■ Input data:
● ● ● ● ● ● ●
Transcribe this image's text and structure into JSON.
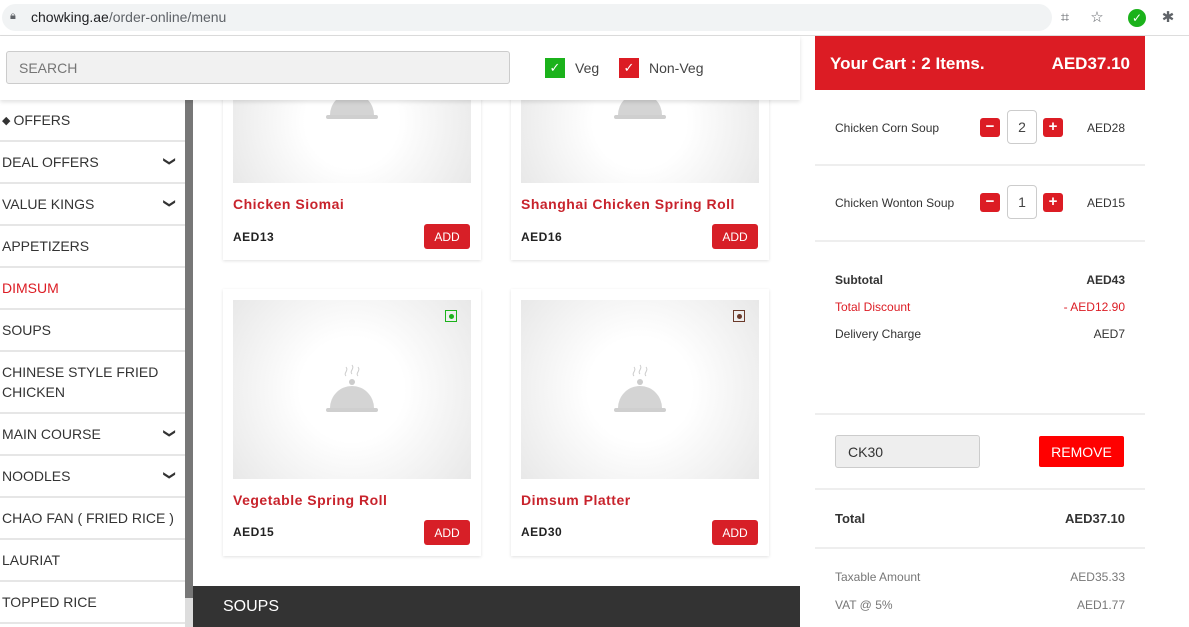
{
  "browser": {
    "url_host": "chowking.ae",
    "url_path": "/order-online/menu"
  },
  "topbar": {
    "search_placeholder": "SEARCH",
    "veg_label": "Veg",
    "nonveg_label": "Non-Veg",
    "veg_color": "#1bb21b",
    "nonveg_color": "#dc1c24"
  },
  "sidebar": {
    "items": [
      {
        "label": "OFFERS",
        "icon": "tag-icon"
      },
      {
        "label": "DEAL OFFERS",
        "expandable": true
      },
      {
        "label": "VALUE KINGS",
        "expandable": true
      },
      {
        "label": "APPETIZERS"
      },
      {
        "label": "DIMSUM",
        "active": true
      },
      {
        "label": "SOUPS"
      },
      {
        "label": "CHINESE STYLE FRIED CHICKEN"
      },
      {
        "label": "MAIN COURSE",
        "expandable": true
      },
      {
        "label": "NOODLES",
        "expandable": true
      },
      {
        "label": "CHAO FAN ( FRIED RICE )"
      },
      {
        "label": "LAURIAT"
      },
      {
        "label": "TOPPED RICE"
      }
    ]
  },
  "products": [
    {
      "name": "Chicken Siomai",
      "price": "AED13",
      "add": "ADD"
    },
    {
      "name": "Shanghai Chicken Spring Roll",
      "price": "AED16",
      "add": "ADD"
    },
    {
      "name": "Vegetable Spring Roll",
      "price": "AED15",
      "add": "ADD",
      "type": "veg"
    },
    {
      "name": "Dimsum Platter",
      "price": "AED30",
      "add": "ADD",
      "type": "non-veg"
    }
  ],
  "section_heading": "SOUPS",
  "cart": {
    "title": "Your Cart : 2 Items.",
    "total_header": "AED37.10",
    "items": [
      {
        "name": "Chicken Corn Soup",
        "qty": "2",
        "amount": "AED28"
      },
      {
        "name": "Chicken Wonton Soup",
        "qty": "1",
        "amount": "AED15"
      }
    ],
    "subtotal_label": "Subtotal",
    "subtotal": "AED43",
    "discount_label": "Total Discount",
    "discount": "- AED12.90",
    "delivery_label": "Delivery Charge",
    "delivery": "AED7",
    "coupon_value": "CK30",
    "remove_label": "REMOVE",
    "total_label": "Total",
    "total": "AED37.10",
    "taxable_label": "Taxable Amount",
    "taxable": "AED35.33",
    "vat_label": "VAT @ 5%",
    "vat": "AED1.77"
  }
}
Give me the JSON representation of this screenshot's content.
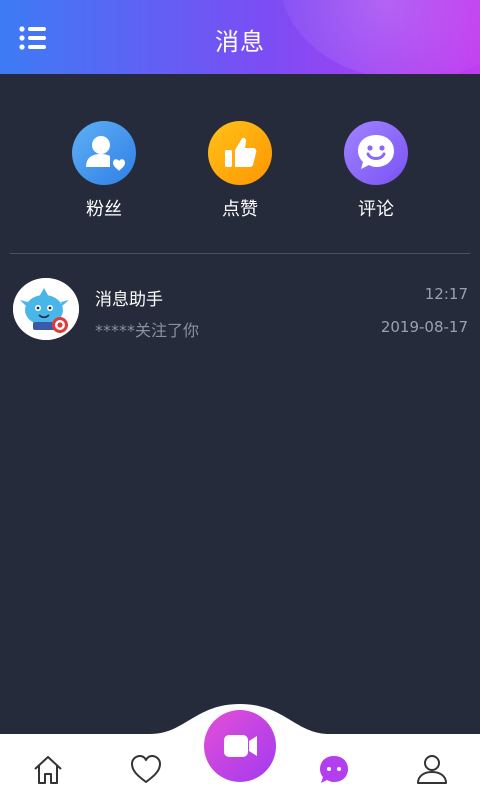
{
  "header": {
    "title": "消息",
    "menu_icon": "list-menu-icon",
    "colors": {
      "gradient_start": "#3d7bf4",
      "gradient_end": "#c23cf0"
    }
  },
  "categories": [
    {
      "label": "粉丝",
      "icon": "fan-user-heart-icon",
      "color": "#3b8ef0"
    },
    {
      "label": "点赞",
      "icon": "thumbs-up-icon",
      "color": "#ffa90a"
    },
    {
      "label": "评论",
      "icon": "smiley-bubble-icon",
      "color": "#8a68fb"
    }
  ],
  "messages": [
    {
      "title": "消息助手",
      "preview": "*****关注了你",
      "time": "12:17",
      "date": "2019-08-17",
      "avatar": "assistant-mascot-avatar"
    }
  ],
  "bottom_nav": {
    "items": [
      {
        "icon": "home-icon",
        "active": false
      },
      {
        "icon": "heart-icon",
        "active": false
      },
      {
        "icon": "video-camera-icon",
        "active": false
      },
      {
        "icon": "message-bubble-icon",
        "active": true
      },
      {
        "icon": "user-icon",
        "active": false
      }
    ],
    "accent_color": "#b33ef0"
  },
  "colors": {
    "background": "#252b3a",
    "muted_text": "#8a90a0"
  }
}
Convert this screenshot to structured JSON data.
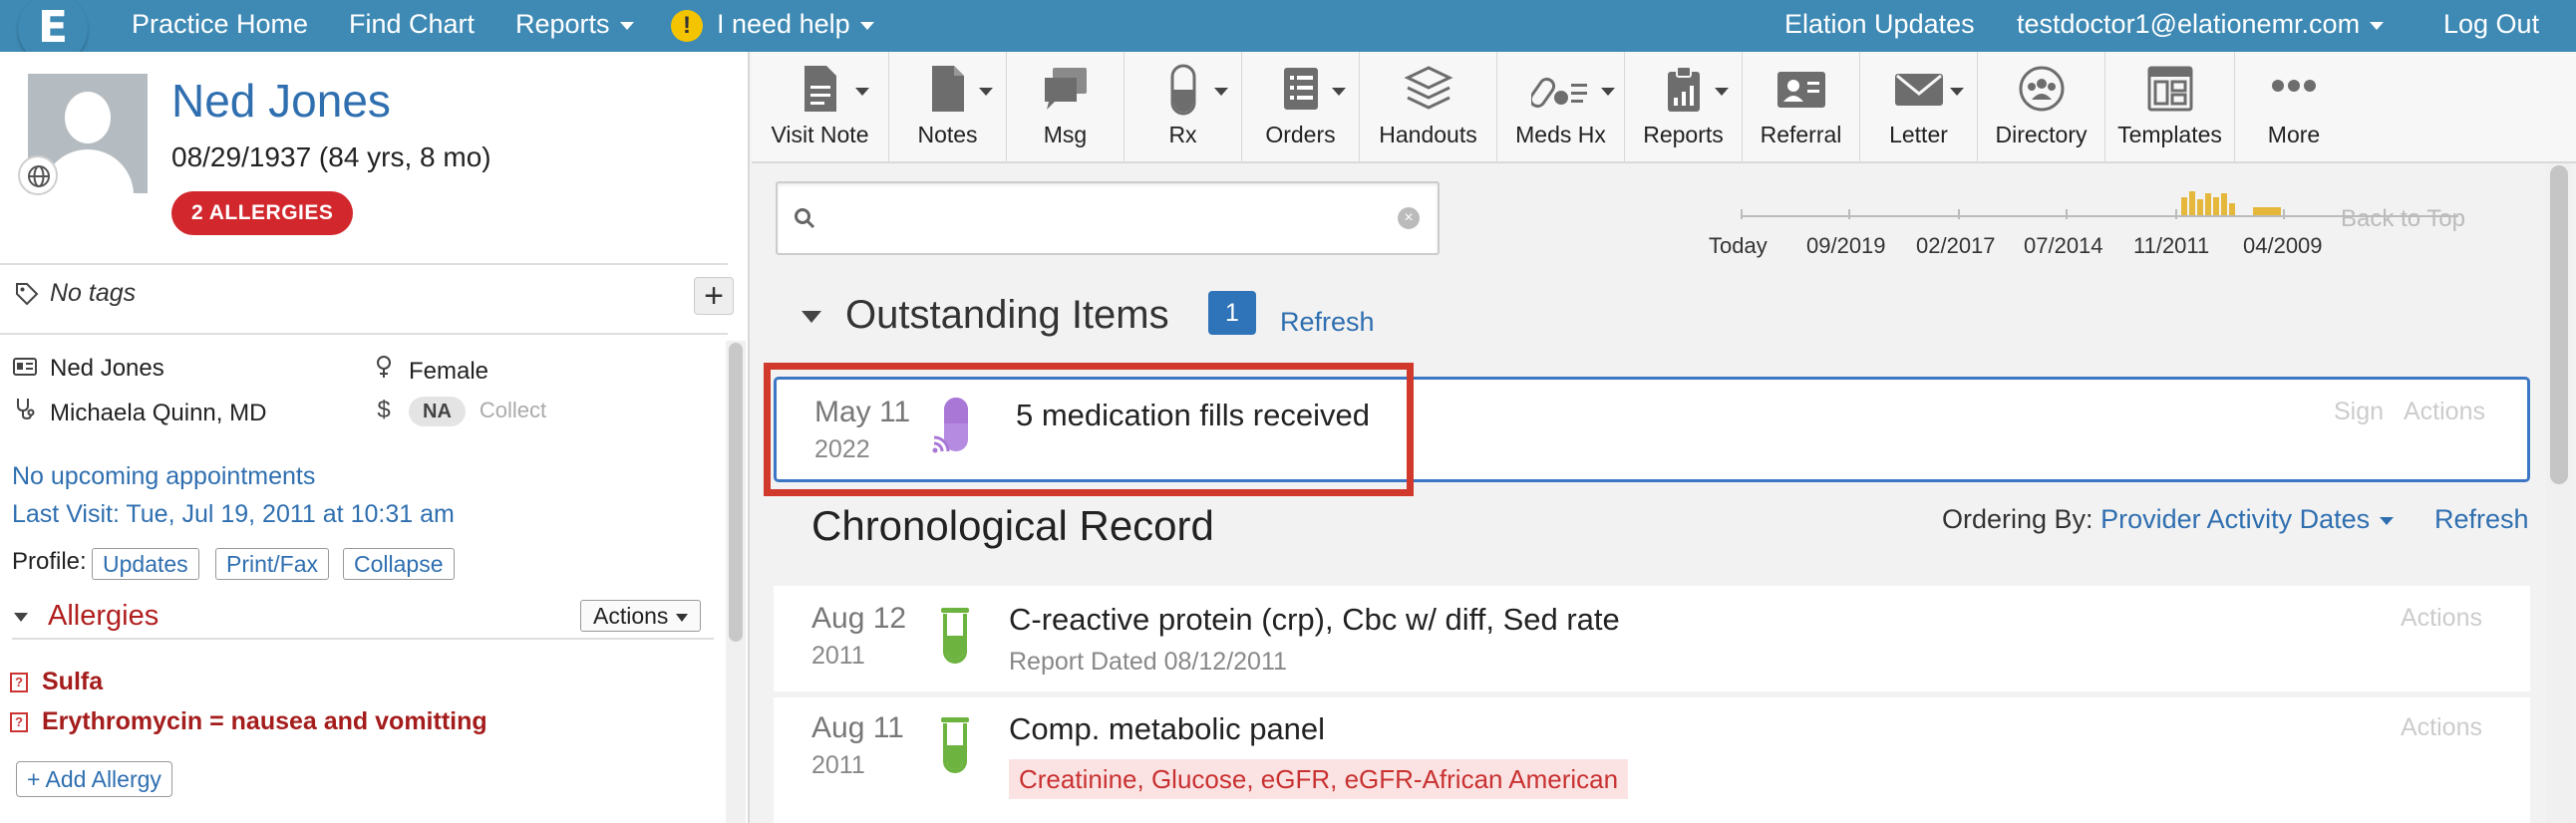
{
  "nav": {
    "logo": "E",
    "practice_home": "Practice Home",
    "find_chart": "Find Chart",
    "reports": "Reports",
    "help": "I need help",
    "elation_updates": "Elation Updates",
    "user_email": "testdoctor1@elationemr.com",
    "logout": "Log Out"
  },
  "patient": {
    "name": "Ned Jones",
    "dob": "08/29/1937 (84 yrs, 8 mo)",
    "allergy_badge": "2 ALLERGIES",
    "tags": "No tags",
    "legal_name": "Ned Jones",
    "sex": "Female",
    "provider": "Michaela Quinn, MD",
    "balance": "NA",
    "collect": "Collect",
    "no_appointments": "No upcoming appointments",
    "last_visit": "Last Visit: Tue, Jul 19, 2011 at 10:31 am",
    "profile_label": "Profile:",
    "profile_buttons": [
      "Updates",
      "Print/Fax",
      "Collapse"
    ]
  },
  "allergies": {
    "title": "Allergies",
    "actions": "Actions",
    "items": [
      "Sulfa",
      "Erythromycin = nausea and vomitting"
    ],
    "add": "+ Add Allergy"
  },
  "toolbar": {
    "tools": [
      {
        "label": "Visit Note",
        "icon": "visit-note-icon"
      },
      {
        "label": "Notes",
        "icon": "notes-icon"
      },
      {
        "label": "Msg",
        "icon": "message-icon"
      },
      {
        "label": "Rx",
        "icon": "rx-icon"
      },
      {
        "label": "Orders",
        "icon": "orders-icon"
      },
      {
        "label": "Handouts",
        "icon": "handouts-icon"
      },
      {
        "label": "Meds Hx",
        "icon": "meds-hx-icon"
      },
      {
        "label": "Reports",
        "icon": "reports-icon"
      },
      {
        "label": "Referral",
        "icon": "referral-icon"
      },
      {
        "label": "Letter",
        "icon": "letter-icon"
      },
      {
        "label": "Directory",
        "icon": "directory-icon"
      },
      {
        "label": "Templates",
        "icon": "templates-icon"
      },
      {
        "label": "More",
        "icon": "more-icon"
      }
    ]
  },
  "search": {
    "placeholder": ""
  },
  "timeline": {
    "labels": [
      "Today",
      "09/2019",
      "02/2017",
      "07/2014",
      "11/2011",
      "04/2009"
    ],
    "back_to_top": "Back to Top"
  },
  "outstanding": {
    "title": "Outstanding Items",
    "count": "1",
    "refresh": "Refresh",
    "item": {
      "date": "May 11",
      "year": "2022",
      "text": "5 medication fills received",
      "sign": "Sign",
      "actions": "Actions"
    }
  },
  "chronological": {
    "title": "Chronological Record",
    "ordering_label": "Ordering By:",
    "ordering_value": "Provider Activity Dates",
    "refresh": "Refresh",
    "records": [
      {
        "date": "Aug 12",
        "year": "2011",
        "title": "C-reactive protein (crp), Cbc w/ diff, Sed rate",
        "sub": "Report Dated 08/12/2011",
        "actions": "Actions"
      },
      {
        "date": "Aug 11",
        "year": "2011",
        "title": "Comp. metabolic panel",
        "tags": "Creatinine, Glucose, eGFR, eGFR-African American",
        "actions": "Actions"
      }
    ]
  },
  "colors": {
    "nav_bg": "#3e8ab5",
    "link": "#2f6fb0",
    "allergy_red": "#d2272c",
    "highlight_red": "#d0392b",
    "card_border": "#3b77c5",
    "lab_green": "#6cb33f",
    "med_purple": "#a978d6"
  }
}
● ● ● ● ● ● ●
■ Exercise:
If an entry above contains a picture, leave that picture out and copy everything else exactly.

■ Response area:
Transcribe this image's text and structure into JSON.
{
  "browser": {
    "url_host": "chowking.ae",
    "url_path": "/order-online/menu"
  },
  "topbar": {
    "search_placeholder": "SEARCH",
    "veg_label": "Veg",
    "nonveg_label": "Non-Veg",
    "veg_color": "#1bb21b",
    "nonveg_color": "#dc1c24"
  },
  "sidebar": {
    "items": [
      {
        "label": "OFFERS",
        "icon": "tag-icon"
      },
      {
        "label": "DEAL OFFERS",
        "expandable": true
      },
      {
        "label": "VALUE KINGS",
        "expandable": true
      },
      {
        "label": "APPETIZERS"
      },
      {
        "label": "DIMSUM",
        "active": true
      },
      {
        "label": "SOUPS"
      },
      {
        "label": "CHINESE STYLE FRIED CHICKEN"
      },
      {
        "label": "MAIN COURSE",
        "expandable": true
      },
      {
        "label": "NOODLES",
        "expandable": true
      },
      {
        "label": "CHAO FAN ( FRIED RICE )"
      },
      {
        "label": "LAURIAT"
      },
      {
        "label": "TOPPED RICE"
      }
    ]
  },
  "products": [
    {
      "name": "Chicken Siomai",
      "price": "AED13",
      "add": "ADD"
    },
    {
      "name": "Shanghai Chicken Spring Roll",
      "price": "AED16",
      "add": "ADD"
    },
    {
      "name": "Vegetable Spring Roll",
      "price": "AED15",
      "add": "ADD",
      "type": "veg"
    },
    {
      "name": "Dimsum Platter",
      "price": "AED30",
      "add": "ADD",
      "type": "non-veg"
    }
  ],
  "section_heading": "SOUPS",
  "cart": {
    "title": "Your Cart : 2 Items.",
    "total_header": "AED37.10",
    "items": [
      {
        "name": "Chicken Corn Soup",
        "qty": "2",
        "amount": "AED28"
      },
      {
        "name": "Chicken Wonton Soup",
        "qty": "1",
        "amount": "AED15"
      }
    ],
    "subtotal_label": "Subtotal",
    "subtotal": "AED43",
    "discount_label": "Total Discount",
    "discount": "- AED12.90",
    "delivery_label": "Delivery Charge",
    "delivery": "AED7",
    "coupon_value": "CK30",
    "remove_label": "REMOVE",
    "total_label": "Total",
    "total": "AED37.10",
    "taxable_label": "Taxable Amount",
    "taxable": "AED35.33",
    "vat_label": "VAT @ 5%",
    "vat": "AED1.77"
  }
}
Give me the JSON representation of this screenshot's content.
{
  "header": {
    "title": "消息",
    "menu_icon": "list-menu-icon",
    "colors": {
      "gradient_start": "#3d7bf4",
      "gradient_end": "#c23cf0"
    }
  },
  "categories": [
    {
      "label": "粉丝",
      "icon": "fan-user-heart-icon",
      "color": "#3b8ef0"
    },
    {
      "label": "点赞",
      "icon": "thumbs-up-icon",
      "color": "#ffa90a"
    },
    {
      "label": "评论",
      "icon": "smiley-bubble-icon",
      "color": "#8a68fb"
    }
  ],
  "messages": [
    {
      "title": "消息助手",
      "preview": "*****关注了你",
      "time": "12:17",
      "date": "2019-08-17",
      "avatar": "assistant-mascot-avatar"
    }
  ],
  "bottom_nav": {
    "items": [
      {
        "icon": "home-icon",
        "active": false
      },
      {
        "icon": "heart-icon",
        "active": false
      },
      {
        "icon": "video-camera-icon",
        "active": false
      },
      {
        "icon": "message-bubble-icon",
        "active": true
      },
      {
        "icon": "user-icon",
        "active": false
      }
    ],
    "accent_color": "#b33ef0"
  },
  "colors": {
    "background": "#252b3a",
    "muted_text": "#8a90a0"
  }
}
Convert this screenshot to structured JSON data.
{
  "nav": {
    "logo": "E",
    "practice_home": "Practice Home",
    "find_chart": "Find Chart",
    "reports": "Reports",
    "help": "I need help",
    "elation_updates": "Elation Updates",
    "user_email": "testdoctor1@elationemr.com",
    "logout": "Log Out"
  },
  "patient": {
    "name": "Ned Jones",
    "dob": "08/29/1937 (84 yrs, 8 mo)",
    "allergy_badge": "2 ALLERGIES",
    "tags": "No tags",
    "legal_name": "Ned Jones",
    "sex": "Female",
    "provider": "Michaela Quinn, MD",
    "balance": "NA",
    "collect": "Collect",
    "no_appointments": "No upcoming appointments",
    "last_visit": "Last Visit: Tue, Jul 19, 2011 at 10:31 am",
    "profile_label": "Profile:",
    "profile_buttons": [
      "Updates",
      "Print/Fax",
      "Collapse"
    ]
  },
  "allergies": {
    "title": "Allergies",
    "actions": "Actions",
    "items": [
      "Sulfa",
      "Erythromycin = nausea and vomitting"
    ],
    "add": "+ Add Allergy"
  },
  "toolbar": {
    "tools": [
      {
        "label": "Visit Note",
        "icon": "visit-note-icon"
      },
      {
        "label": "Notes",
        "icon": "notes-icon"
      },
      {
        "label": "Msg",
        "icon": "message-icon"
      },
      {
        "label": "Rx",
        "icon": "rx-icon"
      },
      {
        "label": "Orders",
        "icon": "orders-icon"
      },
      {
        "label": "Handouts",
        "icon": "handouts-icon"
      },
      {
        "label": "Meds Hx",
        "icon": "meds-hx-icon"
      },
      {
        "label": "Reports",
        "icon": "reports-icon"
      },
      {
        "label": "Referral",
        "icon": "referral-icon"
      },
      {
        "label": "Letter",
        "icon": "letter-icon"
      },
      {
        "label": "Directory",
        "icon": "directory-icon"
      },
      {
        "label": "Templates",
        "icon": "templates-icon"
      },
      {
        "label": "More",
        "icon": "more-icon"
      }
    ]
  },
  "search": {
    "placeholder": ""
  },
  "timeline": {
    "labels": [
      "Today",
      "09/2019",
      "02/2017",
      "07/2014",
      "11/2011",
      "04/2009"
    ],
    "back_to_top": "Back to Top"
  },
  "outstanding": {
    "title": "Outstanding Items",
    "count": "1",
    "refresh": "Refresh",
    "item": {
      "date": "May 11",
      "year": "2022",
      "text": "5 medication fills received",
      "sign": "Sign",
      "actions": "Actions"
    }
  },
  "chronological": {
    "title": "Chronological Record",
    "ordering_label": "Ordering By:",
    "ordering_value": "Provider Activity Dates",
    "refresh": "Refresh",
    "records": [
      {
        "date": "Aug 12",
        "year": "2011",
        "title": "C-reactive protein (crp), Cbc w/ diff, Sed rate",
        "sub": "Report Dated 08/12/2011",
        "actions": "Actions"
      },
      {
        "date": "Aug 11",
        "year": "2011",
        "title": "Comp. metabolic panel",
        "tags": "Creatinine, Glucose, eGFR, eGFR-African American",
        "actions": "Actions"
      }
    ]
  },
  "colors": {
    "nav_bg": "#3e8ab5",
    "link": "#2f6fb0",
    "allergy_red": "#d2272c",
    "highlight_red": "#d0392b",
    "card_border": "#3b77c5",
    "lab_green": "#6cb33f",
    "med_purple": "#a978d6"
  }
}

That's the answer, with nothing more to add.